Should you invest in derivatives?
All derivatives are risky investments. That’s not the purpose that bonds serve in this universe. It’s not a good idea to dabble in either CMOs or bond futures. Professional traders, who live-breathe-and-die this stuff, will very likely clean your clock.
Banking on losses with defaulted bond issues
You know about junk bonds: bonds that offer high yields but carry high risk. Some bonds — bonds in default — are even junkier than junk.
What are defaulted bonds?
Bonds in default are almost always corporate bonds (very, very rarely municipal bonds). In default usually means that the company is bankrupt or very close to being bankrupt, coupon payments on the bonds have stopped, and there is an extremely high likelihood that investors’ principal — or a good portion of principal — will never be returned.
But miracles do happen. Companies that seem to be going under or are forced into reorganization sometimes make surprising comebacks. And when they do, or even if it looks like they might, big profits can ensue. Defaulted bonds sell, as you would imagine, at very deep discounts.
Should you invest in defaulted bonds?
Martin Fridson, CEO of FridsonVision LLC (an independent investment research firm in New York City) and something of an expert on defaulted bonds, says:
Buying a bond in default is the polar opposite of ordinary bond investing. You get no income. No security. You’re purely speculating that the price will shoot up and you’ll have a capital gain. Most people who buy these never see any gain.
They [people who buy defaulted bonds] may have been talked into buying the defaulted bond by a fast-talking broker, and that broker will make a nice gain. But the person who bought the bond will generally see nothing.
Ah, but what if you are already holding a bond that goes into default? Should you keep it or sell it? That depends, says Richard Lehmann, publisher of the Forbes/Lehmann Income Securities Investor newsletter. If you’re holding a municipal bond, keep it, he says.
The recovery rate on munis is very high, in part because bondholders are usually the creditors with the most clout — more than, say, retired schoolteachers and librarians lining up for their pension benefits.
If you’re holding a corporate bond that goes into default, that’s another story. Powerful banks and other creditors tend to get their money before you do. Defaults usually begin with an announcement from a company that it will cease coupon payments on its bonds.
Most often, such announcements come in November or December for tax reasons, says Lehmann. As soon as the announcement is made, the price of the bond will tumble as the market starts to panic.
After the initial panic, prices on defaulted corporate bonds usually, but not always, creep up. If you can get your hands on a corporate balance sheet, note what percentage of the company’s assets is intangibles, such as goodwill and brand names, says Lehmann.
A higher percentage of intangible assets lessens your odds of getting any of your principal back.

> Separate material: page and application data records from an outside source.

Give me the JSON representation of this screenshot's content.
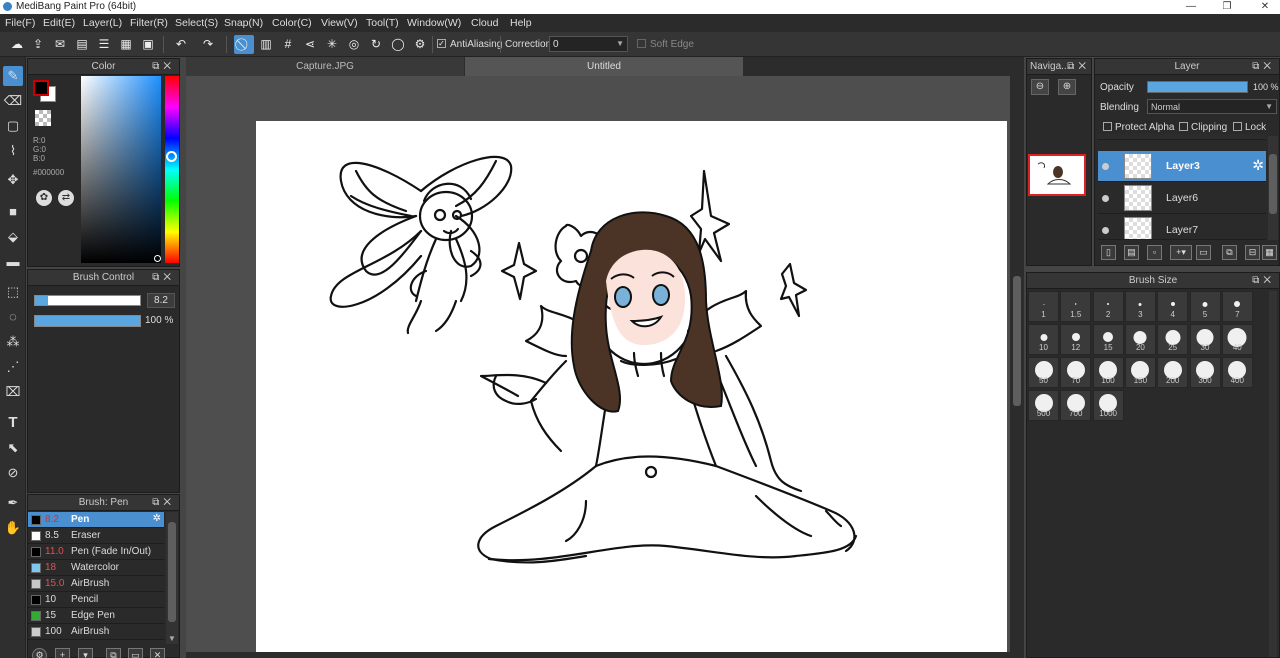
{
  "window": {
    "title": "MediBang Paint Pro (64bit)",
    "minimize": "—",
    "maximize": "❐",
    "close": "✕"
  },
  "menu": [
    "File(F)",
    "Edit(E)",
    "Layer(L)",
    "Filter(R)",
    "Select(S)",
    "Snap(N)",
    "Color(C)",
    "View(V)",
    "Tool(T)",
    "Window(W)",
    "Cloud",
    "Help"
  ],
  "toolbar": {
    "antialias_label": "AntiAliasing",
    "correction_label": "Correction",
    "correction_value": "0",
    "softedge_label": "Soft Edge"
  },
  "color_panel": {
    "title": "Color",
    "r": "R:0",
    "g": "G:0",
    "b": "B:0",
    "hex": "#000000",
    "foreground": "#000000",
    "background": "#ffffff"
  },
  "brush_control": {
    "title": "Brush Control",
    "size": "8.2",
    "size_fraction": 0.12,
    "opacity": "100 %",
    "opacity_fraction": 1.0
  },
  "brush_list": {
    "title": "Brush: Pen",
    "items": [
      {
        "size": "8.2",
        "name": "Pen",
        "color": "#000000",
        "selected": true
      },
      {
        "size": "8.5",
        "name": "Eraser",
        "color": "#ffffff"
      },
      {
        "size": "11.0",
        "name": "Pen (Fade In/Out)",
        "color": "#000000"
      },
      {
        "size": "18",
        "name": "Watercolor",
        "color": "#7ec8f0"
      },
      {
        "size": "15.0",
        "name": "AirBrush",
        "color": "#c8c8c8"
      },
      {
        "size": "10",
        "name": "Pencil",
        "color": "#000000"
      },
      {
        "size": "15",
        "name": "Edge Pen",
        "color": "#33aa33"
      },
      {
        "size": "100",
        "name": "AirBrush",
        "color": "#cccccc"
      }
    ]
  },
  "document_tabs": [
    "Capture.JPG",
    "Untitled"
  ],
  "navigator": {
    "title": "Naviga..."
  },
  "layer_panel": {
    "title": "Layer",
    "opacity_label": "Opacity",
    "opacity_value": "100 %",
    "blending_label": "Blending",
    "blending_value": "Normal",
    "protect_alpha": "Protect Alpha",
    "clipping": "Clipping",
    "lock": "Lock",
    "layers": [
      {
        "name": "Layer3",
        "selected": true
      },
      {
        "name": "Layer6",
        "selected": false
      },
      {
        "name": "Layer7",
        "selected": false
      }
    ]
  },
  "brush_size_panel": {
    "title": "Brush Size",
    "sizes": [
      "1",
      "1.5",
      "2",
      "3",
      "4",
      "5",
      "7",
      "10",
      "12",
      "15",
      "20",
      "25",
      "30",
      "40",
      "50",
      "70",
      "100",
      "150",
      "200",
      "300",
      "400",
      "500",
      "700",
      "1000"
    ]
  }
}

A higher percentage of hard assets, such as land and property, increases your odds of recovery.